William A. Levinson, P.E., is the principal of Levinson Productivity Systems P.C. He is an ASQ Fellow, a certified quality engineer, quality auditor, quality manager, reliability engineer, and Six Sigma Black Belt. Levinson is the author of Henry Ford’s Lean Vision: Enduring Principles from the First Ford Motor Plant (Productivity Press, 2002). He holds degrees in chemistry and chemical engineering from Penn State and Cornell Universities, and night school degrees in business administration and applied statistics from Union College.

Comments

Another option

Great article Bill! Here's my version of your recommendation: https://cl.ly/3c3e0b3V0l35 I like the up / down throughout the day, and with this setup it takes only 20 seconds to switch (the monitor is on a stand that I can raise / lower with a couple of fingers). I like the look of a more traditional desk when I want to have a sit-down meeting. This is a great article for Quality Digest. If comfort, physical energy, and ease of work are not part of the quality and productivity game, then I don't know what is! Best, Jeff

Statistical Voodoo

"...sitting for four rather than two hours a day ...increases the chance of death from all causes by 50 percent"

I don't really know where to start with this but lets begin with the, hopefully undisputed, premise that the chances of dying from all causes is 100%. Further, I hope we can all agree that a 150% chance of anything is a meaningless number. Hence the claim as written is likewise meaningless.

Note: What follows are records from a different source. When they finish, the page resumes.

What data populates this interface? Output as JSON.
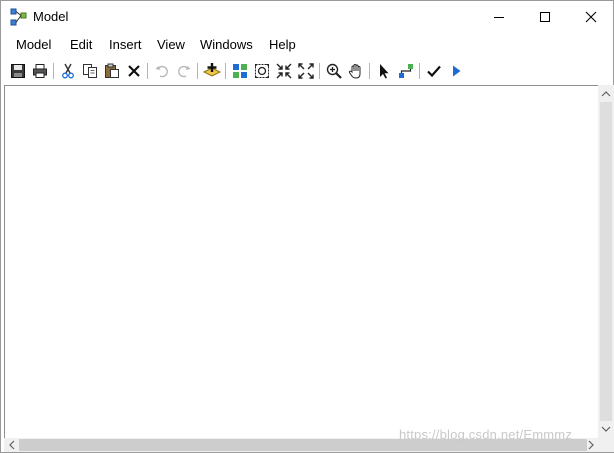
{
  "window": {
    "title": "Model",
    "controls": {
      "minimize": "minimize-icon",
      "maximize": "maximize-icon",
      "close": "close-icon"
    }
  },
  "menubar": {
    "items": [
      {
        "label": "Model"
      },
      {
        "label": "Edit"
      },
      {
        "label": "Insert"
      },
      {
        "label": "View"
      },
      {
        "label": "Windows"
      },
      {
        "label": "Help"
      }
    ]
  },
  "toolbar": {
    "icons": [
      "save-icon",
      "print-icon",
      "cut-icon",
      "copy-icon",
      "paste-icon",
      "delete-icon",
      "undo-icon",
      "redo-icon",
      "add-data-icon",
      "auto-layout-icon",
      "full-extent-icon",
      "zoom-in-fixed-icon",
      "zoom-out-fixed-icon",
      "zoom-icon",
      "pan-icon",
      "select-icon",
      "connect-icon",
      "validate-icon",
      "run-icon"
    ]
  },
  "colors": {
    "accent": "#1e6bd6",
    "icon_dark": "#1a1a1a",
    "icon_disabled": "#b8b8b8",
    "add_yellow": "#f2c84b"
  },
  "watermark": {
    "text": "https://blog.csdn.net/Emmmz"
  }
}
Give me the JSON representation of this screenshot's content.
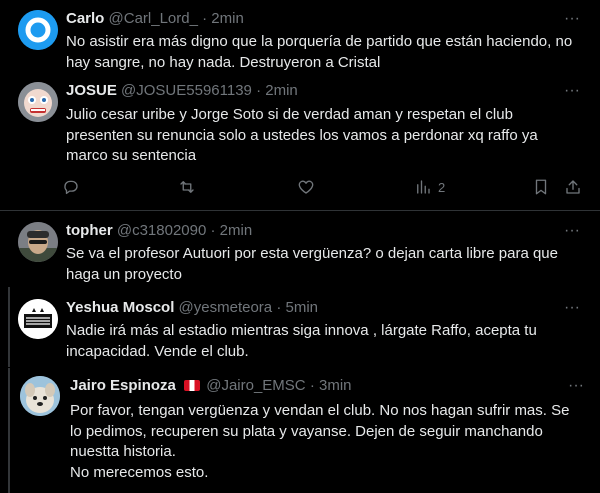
{
  "tweets": [
    {
      "name": "Carlo",
      "handle": "@Carl_Lord_",
      "time": "2min",
      "text": "No asistir era más digno que la porquería de partido que están haciendo, no hay sangre, no hay nada. Destruyeron a Cristal"
    },
    {
      "name": "JOSUE",
      "handle": "@JOSUE55961139",
      "time": "2min",
      "text": "Julio cesar uribe y Jorge Soto si de verdad aman y respetan el club\npresenten su renuncia solo a ustedes los vamos a perdonar xq raffo ya\nmarco su sentencia",
      "actions": {
        "views_count": "2"
      }
    },
    {
      "name": "topher",
      "handle": "@c31802090",
      "time": "2min",
      "text": "Se va el profesor Autuori por esta vergüenza? o dejan carta libre para que\nhaga un proyecto"
    },
    {
      "name": "Yeshua Moscol",
      "handle": "@yesmeteora",
      "time": "5min",
      "text": "Nadie irá más al estadio mientras siga innova , lárgate Raffo, acepta tu\nincapacidad. Vende el club.",
      "avatar_text": "INNOVA NO ES CRISTAL"
    },
    {
      "name": "Jairo Espinoza",
      "handle": "@Jairo_EMSC",
      "time": "3min",
      "text": "Por favor, tengan vergüenza y vendan el club. No nos hagan sufrir mas. Se\nlo pedimos, recuperen su plata y vayanse. Dejen de seguir manchando\nnuestta historia.\nNo merecemos esto."
    }
  ],
  "separator": "·",
  "more_glyph": "···",
  "colors": {
    "background": "#000000",
    "text": "#e7e9ea",
    "muted": "#71767b",
    "divider": "#2f3336"
  }
}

If the intent was to indicate that there is a corelation between sitting and life expectancy, then those numbers, which I would have to assume are available, should be the stated relation.

Increased risk

The reference explains,

One study compared adults who spent less than two hours a day in front of the TV or other screen-based entertainment with those who logged more than four hours a day of recreational screen time. Those with greater screen time had:

  • A nearly 50 percent increased risk of death from any cause
  • About a 125 percent increased risk of events associated with cardiovascular disease, such as chest pain (angina) or heart attack

I think what he means is that, if your risk of chest pain or heart attack would normally be 10%, your risk would be 22.5% (125% more) due to sitting. 225% means multiplication by 2.25

I am by the way up to about 6 hours a day, and I feel a lot healthier!

????

Sorry, I can't get past the absolute that I have a 100% chance of dying. When that time arrives I will, with 100% certainty, have died from some cause. Now, if I take any possible cause of death, let us call its statistical probability "p".  It follows that the probability of dying from any other cause must be 100-p. If I increase the probability by 50%, that probability becomes 1.5p and the probability of dying from another cause becomes 100-1.5p. Obviously, if I repeat this exercise for another cause, the remainder will again decrement. Also obvious is the fact that while it is possible that individual causes may become more frequent, it can only be by the reduction of one or more others. Hence, any claim increasing the probability of all causes must be a statistical oxymoron.

Think of it as a reliability exercise

It's like having a part that will certainly fail after a certain number of cycles or time in service. However, if you increase the hazard rate, it is more likely that it will fail sooner. Certain behaviors like smoking, and now apparently sitting all day, increase the hazard rate for various illnesses and can therefore be expected to decrease our life expectancy.

Exactly!

My point exactly, its not how, or why, it is when....